***** EXTRACTED RECORDS

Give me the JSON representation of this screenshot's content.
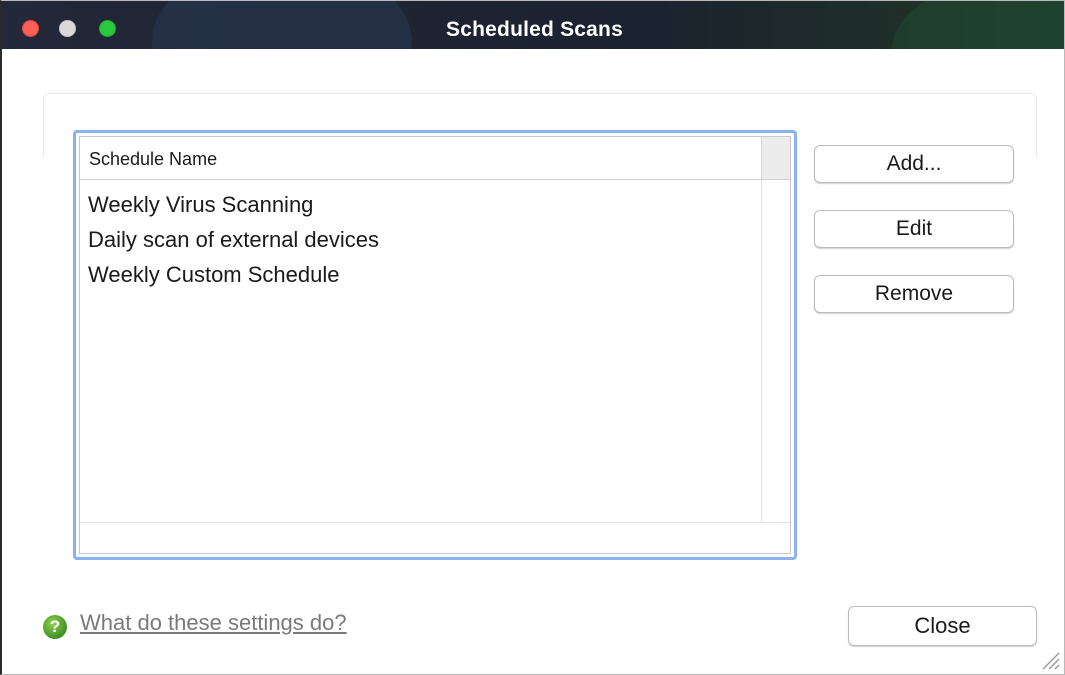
{
  "window": {
    "title": "Scheduled Scans",
    "controls": {
      "close_color": "#fe5f57",
      "minimize_color": "#d9d9d9",
      "zoom_color": "#2ac840"
    }
  },
  "schedule_list": {
    "column_header": "Schedule Name",
    "items": [
      "Weekly Virus Scanning",
      "Daily scan of external devices",
      "Weekly Custom Schedule"
    ],
    "focus_color": "#8ab2f0"
  },
  "buttons": {
    "add_label": "Add...",
    "edit_label": "Edit",
    "remove_label": "Remove",
    "close_label": "Close"
  },
  "help": {
    "icon": "question-icon",
    "icon_glyph": "?",
    "link_text": "What do these settings do?"
  }
}
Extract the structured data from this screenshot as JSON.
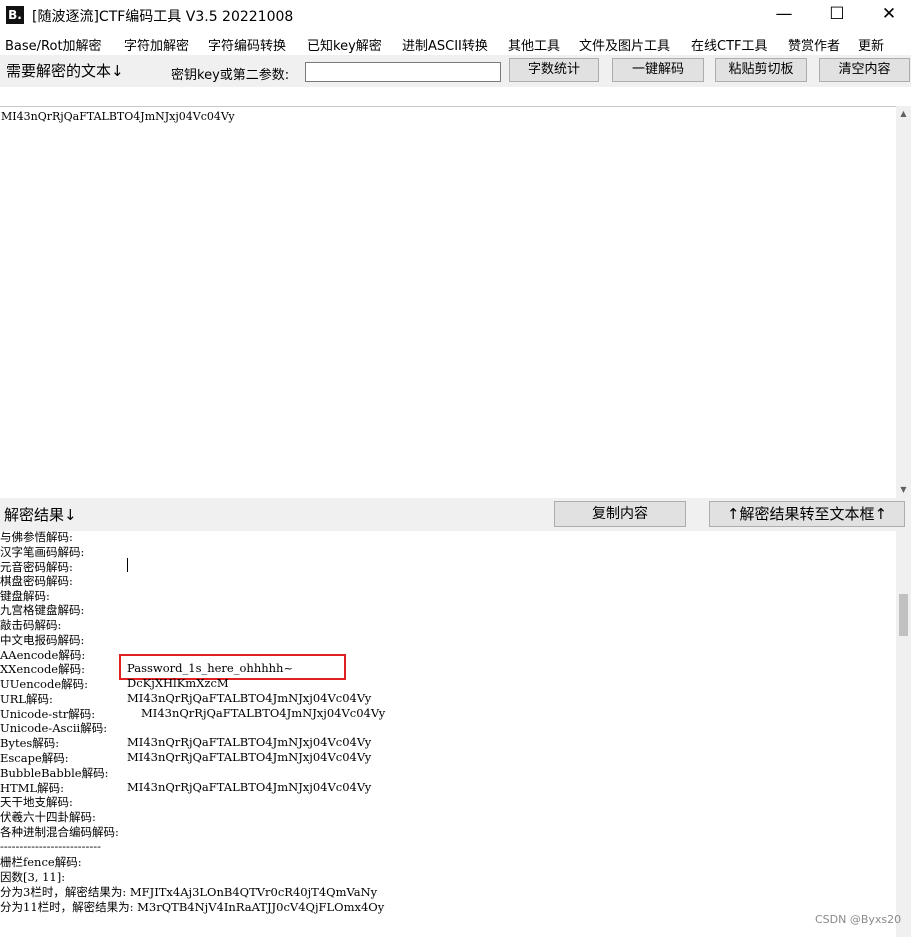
{
  "window": {
    "title": "[随波逐流]CTF编码工具 V3.5 20221008",
    "app_icon": "B.",
    "controls": {
      "minimize": "—",
      "maximize": "☐",
      "close": "✕"
    }
  },
  "menu": [
    "Base/Rot加解密",
    "字符加解密",
    "字符编码转换",
    "已知key解密",
    "进制ASCII转换",
    "其他工具",
    "文件及图片工具",
    "在线CTF工具",
    "赞赏作者",
    "更新"
  ],
  "toolbar": {
    "input_label": "需要解密的文本↓",
    "key_label": "密钥key或第二参数:",
    "key_value": "",
    "buttons": [
      "字数统计",
      "一键解码",
      "粘贴剪切板",
      "清空内容"
    ]
  },
  "input_text": "MI43nQrRjQaFTALBTO4JmNJxj04Vc04Vy",
  "result_bar": {
    "label": "解密结果↓",
    "copy_button": "复制内容",
    "transfer_button": "↑解密结果转至文本框↑"
  },
  "results": [
    {
      "name": "与佛参悟解码:",
      "value": ""
    },
    {
      "name": "汉字笔画码解码:",
      "value": ""
    },
    {
      "name": "元音密码解码:",
      "value": ""
    },
    {
      "name": "棋盘密码解码:",
      "value": ""
    },
    {
      "name": "键盘解码:",
      "value": ""
    },
    {
      "name": "九宫格键盘解码:",
      "value": ""
    },
    {
      "name": "敲击码解码:",
      "value": ""
    },
    {
      "name": "中文电报码解码:",
      "value": ""
    },
    {
      "name": "AAencode解码:",
      "value": ""
    },
    {
      "name": "XXencode解码:",
      "value": "Password_1s_here_ohhhhh~"
    },
    {
      "name": "UUencode解码:",
      "value": "DcKjXHlKmXzcM"
    },
    {
      "name": "URL解码:",
      "value": "MI43nQrRjQaFTALBTO4JmNJxj04Vc04Vy"
    },
    {
      "name": "Unicode-str解码:",
      "value": "MI43nQrRjQaFTALBTO4JmNJxj04Vc04Vy"
    },
    {
      "name": "Unicode-Ascii解码:",
      "value": ""
    },
    {
      "name": "Bytes解码:",
      "value": "MI43nQrRjQaFTALBTO4JmNJxj04Vc04Vy"
    },
    {
      "name": "Escape解码:",
      "value": "MI43nQrRjQaFTALBTO4JmNJxj04Vc04Vy"
    },
    {
      "name": "BubbleBabble解码:",
      "value": ""
    },
    {
      "name": "HTML解码:",
      "value": "MI43nQrRjQaFTALBTO4JmNJxj04Vc04Vy"
    },
    {
      "name": "天干地支解码:",
      "value": ""
    },
    {
      "name": "伏羲六十四卦解码:",
      "value": ""
    },
    {
      "name": "各种进制混合编码解码:",
      "value": ""
    },
    {
      "name": "--------------------------",
      "value": ""
    },
    {
      "name": "栅栏fence解码:",
      "value": ""
    },
    {
      "name": "因数[3, 11]:",
      "value": ""
    },
    {
      "name": "分为3栏时，解密结果为: MFJITx4Aj3LOnB4QTVr0cR40jT4QmVaNy",
      "value": ""
    },
    {
      "name": "分为11栏时，解密结果为: M3rQTB4NjV4InRaATJJ0cV4QjFLOmx4Oy",
      "value": ""
    }
  ],
  "watermark": "CSDN @Byxs20",
  "colors": {
    "highlight_border": "#e02020",
    "toolbar_bg": "#f0f0f0",
    "button_bg": "#e1e1e1"
  }
}
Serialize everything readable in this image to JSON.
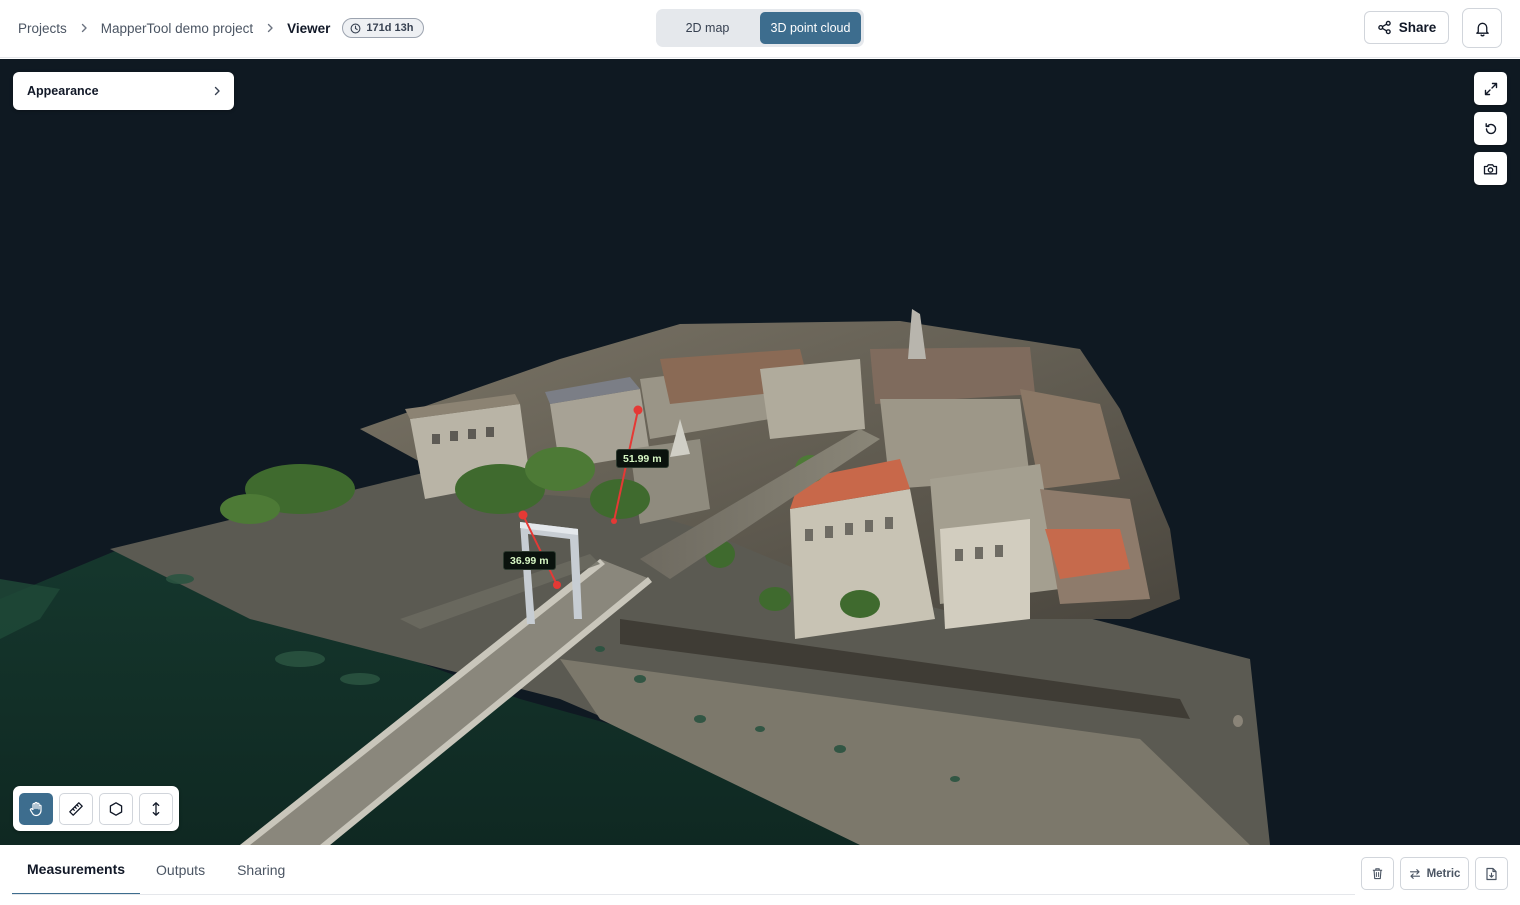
{
  "header": {
    "breadcrumb": [
      {
        "label": "Projects"
      },
      {
        "label": "MapperTool demo project"
      }
    ],
    "current_page": "Viewer",
    "timer": "171d 13h",
    "view_modes": [
      {
        "label": "2D map",
        "active": false
      },
      {
        "label": "3D point cloud",
        "active": true
      }
    ],
    "share_label": "Share"
  },
  "viewer": {
    "appearance_label": "Appearance",
    "right_tools": [
      "expand-icon",
      "reset-view-icon",
      "camera-icon"
    ],
    "tools": [
      {
        "icon": "hand-pan-icon",
        "active": true
      },
      {
        "icon": "ruler-icon",
        "active": false
      },
      {
        "icon": "polygon-icon",
        "active": false
      },
      {
        "icon": "vertical-height-icon",
        "active": false
      }
    ],
    "measurements": [
      {
        "label": "51.99 m"
      },
      {
        "label": "36.99 m"
      }
    ]
  },
  "bottom": {
    "tabs": [
      {
        "label": "Measurements",
        "active": true
      },
      {
        "label": "Outputs",
        "active": false
      },
      {
        "label": "Sharing",
        "active": false
      }
    ],
    "units_label": "Metric"
  },
  "colors": {
    "accent": "#3d6d8e",
    "viewer_background": "#0f1922",
    "measure_line": "#e53935"
  }
}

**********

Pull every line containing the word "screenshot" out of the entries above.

SOLVED PROBLEM ▸
Give me the JSON representation of this screenshot's content.
Extract the structured data from this screenshot as JSON.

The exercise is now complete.